March 30: Day 5: Waking up was bittersweet, knowing the possible opportunity today presented, but also knowing that it was the last day not just at dojo but with the group as well. Once we got to the dojo, all of the trainees agreed to sing happy birthday to Sky when the coaches arrived. His birthday wasn’t until that next Monday, but this was our last day with him so we serenaded him a few days early. Today’s training was the culmination of everything we learned all week. Circuit training was back, and we all left everything we had in the gym that day. We then ran through everything we worked on all week. Even over the span of 5 days, the level of improvement I noticed not just in the other trainees, but in myself was astonishing. Everyone started off the week struggling with certain things, but by this last day we ran through everything like we had been there for months. Training in the dojo is truly like nothing else I can think of. When the final training was done, everybody lined up to get some personal advice and reflections from the coaches. We all also used this time to add each other on various social media platforms, as this camp was an amazing networking experience as well. After many thank you’s and ありがとうございます’s it was time to head out. I said my goodbyes to my new friends, Shibata-San, Coach Sky and Tire-San. I returned the rental car, ubered to the airport, got on a plane back home, and have slowly been returning back to reality over the past few weeks.

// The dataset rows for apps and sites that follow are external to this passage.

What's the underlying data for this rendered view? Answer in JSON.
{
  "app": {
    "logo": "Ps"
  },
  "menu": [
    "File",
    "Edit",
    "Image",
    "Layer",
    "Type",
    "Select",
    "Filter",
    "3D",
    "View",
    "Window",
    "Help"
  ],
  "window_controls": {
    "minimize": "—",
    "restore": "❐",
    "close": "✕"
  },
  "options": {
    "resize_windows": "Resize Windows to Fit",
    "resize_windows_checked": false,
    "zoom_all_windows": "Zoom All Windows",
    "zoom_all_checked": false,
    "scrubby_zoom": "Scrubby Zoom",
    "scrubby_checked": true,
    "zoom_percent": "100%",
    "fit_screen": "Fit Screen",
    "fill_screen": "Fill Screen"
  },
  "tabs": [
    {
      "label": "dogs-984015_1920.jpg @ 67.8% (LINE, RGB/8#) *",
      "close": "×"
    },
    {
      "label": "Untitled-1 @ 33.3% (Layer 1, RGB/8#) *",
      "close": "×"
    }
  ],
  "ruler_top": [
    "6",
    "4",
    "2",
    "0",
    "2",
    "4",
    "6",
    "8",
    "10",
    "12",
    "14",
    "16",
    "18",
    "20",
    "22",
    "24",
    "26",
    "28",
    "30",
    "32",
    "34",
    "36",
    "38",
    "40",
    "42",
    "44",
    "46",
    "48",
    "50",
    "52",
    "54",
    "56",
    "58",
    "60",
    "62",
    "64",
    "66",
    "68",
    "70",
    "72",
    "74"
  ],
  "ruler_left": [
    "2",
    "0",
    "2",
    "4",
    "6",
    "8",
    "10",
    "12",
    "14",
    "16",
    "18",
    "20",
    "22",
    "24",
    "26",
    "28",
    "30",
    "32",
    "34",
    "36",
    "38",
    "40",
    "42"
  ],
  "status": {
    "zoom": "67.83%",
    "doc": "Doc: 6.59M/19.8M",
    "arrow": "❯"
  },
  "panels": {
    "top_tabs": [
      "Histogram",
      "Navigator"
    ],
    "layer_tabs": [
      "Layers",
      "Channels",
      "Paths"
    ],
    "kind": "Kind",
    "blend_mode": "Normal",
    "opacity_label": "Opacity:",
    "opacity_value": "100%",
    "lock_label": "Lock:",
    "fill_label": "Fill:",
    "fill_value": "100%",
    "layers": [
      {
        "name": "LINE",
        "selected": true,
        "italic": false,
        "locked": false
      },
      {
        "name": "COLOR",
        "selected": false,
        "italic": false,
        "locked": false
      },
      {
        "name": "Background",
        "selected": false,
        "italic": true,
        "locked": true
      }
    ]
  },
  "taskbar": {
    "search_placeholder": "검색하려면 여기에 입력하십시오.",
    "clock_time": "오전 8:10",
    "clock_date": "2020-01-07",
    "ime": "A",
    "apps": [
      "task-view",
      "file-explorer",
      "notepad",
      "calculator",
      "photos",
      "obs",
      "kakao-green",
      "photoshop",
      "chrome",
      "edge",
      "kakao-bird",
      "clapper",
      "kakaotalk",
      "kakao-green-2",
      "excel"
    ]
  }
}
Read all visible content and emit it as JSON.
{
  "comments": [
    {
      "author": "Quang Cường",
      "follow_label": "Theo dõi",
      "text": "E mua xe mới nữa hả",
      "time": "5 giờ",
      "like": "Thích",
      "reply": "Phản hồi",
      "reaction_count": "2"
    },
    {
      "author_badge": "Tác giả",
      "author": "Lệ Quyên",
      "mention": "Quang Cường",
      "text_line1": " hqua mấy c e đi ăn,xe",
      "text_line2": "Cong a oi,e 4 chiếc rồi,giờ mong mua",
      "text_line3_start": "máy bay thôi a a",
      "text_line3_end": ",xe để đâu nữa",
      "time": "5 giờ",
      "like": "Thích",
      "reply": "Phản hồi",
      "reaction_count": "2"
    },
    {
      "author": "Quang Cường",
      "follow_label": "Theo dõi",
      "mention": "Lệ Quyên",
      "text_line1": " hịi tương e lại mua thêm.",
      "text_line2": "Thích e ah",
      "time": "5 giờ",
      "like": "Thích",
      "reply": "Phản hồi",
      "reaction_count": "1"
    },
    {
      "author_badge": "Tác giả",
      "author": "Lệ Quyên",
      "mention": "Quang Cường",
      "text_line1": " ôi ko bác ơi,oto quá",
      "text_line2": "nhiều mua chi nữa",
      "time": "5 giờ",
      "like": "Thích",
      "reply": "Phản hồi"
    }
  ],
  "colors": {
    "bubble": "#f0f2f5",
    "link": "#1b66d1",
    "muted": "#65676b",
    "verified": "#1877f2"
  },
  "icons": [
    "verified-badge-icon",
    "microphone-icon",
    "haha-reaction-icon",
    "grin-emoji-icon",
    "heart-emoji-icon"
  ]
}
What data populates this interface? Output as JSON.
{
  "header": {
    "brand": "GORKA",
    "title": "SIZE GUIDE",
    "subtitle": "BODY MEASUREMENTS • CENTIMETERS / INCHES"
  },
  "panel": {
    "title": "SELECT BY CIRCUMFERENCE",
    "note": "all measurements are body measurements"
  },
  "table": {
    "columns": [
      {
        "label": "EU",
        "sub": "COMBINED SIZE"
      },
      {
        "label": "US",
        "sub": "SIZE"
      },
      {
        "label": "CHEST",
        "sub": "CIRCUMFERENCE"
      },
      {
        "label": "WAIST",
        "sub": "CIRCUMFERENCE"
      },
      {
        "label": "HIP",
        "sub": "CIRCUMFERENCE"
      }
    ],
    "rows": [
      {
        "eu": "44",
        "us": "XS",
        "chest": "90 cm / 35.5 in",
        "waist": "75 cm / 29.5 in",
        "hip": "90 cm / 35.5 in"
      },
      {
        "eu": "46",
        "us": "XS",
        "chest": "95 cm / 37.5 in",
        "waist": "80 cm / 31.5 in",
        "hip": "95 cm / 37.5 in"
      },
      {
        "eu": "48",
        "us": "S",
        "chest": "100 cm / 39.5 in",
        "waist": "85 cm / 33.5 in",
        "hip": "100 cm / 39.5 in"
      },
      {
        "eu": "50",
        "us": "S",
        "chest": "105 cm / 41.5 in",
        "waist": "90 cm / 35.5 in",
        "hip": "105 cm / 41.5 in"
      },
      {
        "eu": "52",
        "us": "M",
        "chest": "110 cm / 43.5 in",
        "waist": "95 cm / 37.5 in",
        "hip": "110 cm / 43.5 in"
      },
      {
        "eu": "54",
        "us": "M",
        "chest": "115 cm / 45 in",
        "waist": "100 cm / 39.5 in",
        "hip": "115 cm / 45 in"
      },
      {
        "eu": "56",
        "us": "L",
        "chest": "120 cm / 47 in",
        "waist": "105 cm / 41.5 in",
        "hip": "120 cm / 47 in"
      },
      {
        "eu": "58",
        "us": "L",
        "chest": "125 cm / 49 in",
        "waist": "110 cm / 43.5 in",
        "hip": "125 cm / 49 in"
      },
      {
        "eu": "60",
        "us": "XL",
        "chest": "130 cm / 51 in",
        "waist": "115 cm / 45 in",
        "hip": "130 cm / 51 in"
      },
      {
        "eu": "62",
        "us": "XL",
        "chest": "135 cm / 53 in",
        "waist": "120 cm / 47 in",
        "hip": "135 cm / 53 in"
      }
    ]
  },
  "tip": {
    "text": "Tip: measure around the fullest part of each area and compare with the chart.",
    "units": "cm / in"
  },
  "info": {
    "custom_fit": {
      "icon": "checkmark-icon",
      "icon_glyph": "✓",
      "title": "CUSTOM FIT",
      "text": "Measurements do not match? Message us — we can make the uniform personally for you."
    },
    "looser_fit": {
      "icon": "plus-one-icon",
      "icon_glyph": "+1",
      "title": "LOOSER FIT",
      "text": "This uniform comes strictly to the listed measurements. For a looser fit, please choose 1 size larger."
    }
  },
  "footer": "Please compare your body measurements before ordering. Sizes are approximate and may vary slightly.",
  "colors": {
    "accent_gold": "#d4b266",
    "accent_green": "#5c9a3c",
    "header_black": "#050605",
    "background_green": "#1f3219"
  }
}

Final thoughts: It may have been the most work I’ve ever done in my life, but it was also one of the best experiences of said life. I found where my limits were and blasted through them multiple times each day. I left everything I had in that dojo to the point that my tank is still empty. I also met some people that I’m just as close with after knowing for a few weeks as I am with some people I know from high school. While it was surreal to train with Sky, Shibata-San and even Okada-San (whom I consider to be the single best wrestler on the planet), the connections I made with people from all over the world were the main things that made going to this camp a once in a lifetime experience. Beyond learning a new style of Pro Wrestling, this camp was a test to see how much everyone was willing to push themselves and each other. These 5 days in L.A. were legitimately life changing as I got to train with some of the best wrestlers on the planet, make connections with people from all over the world, got to spend a week in one of my favorite places, got to bask in the glory of Roscoe’s Chicken and Waffles one more time, and got to have the experience of a lifetime that only 29 other people on the planet got to experience. I know this travelogue was light on the actual details of the camp, and that’s because the week was spent doing many squats and drilling basics. This wasn’t a seminar, it was a small taste of what the actual New Japan Dojo in Tokyo would be like. And I can say that after the small taste I got, I’m eagerly preparing myself for seconds. Thanks for reading.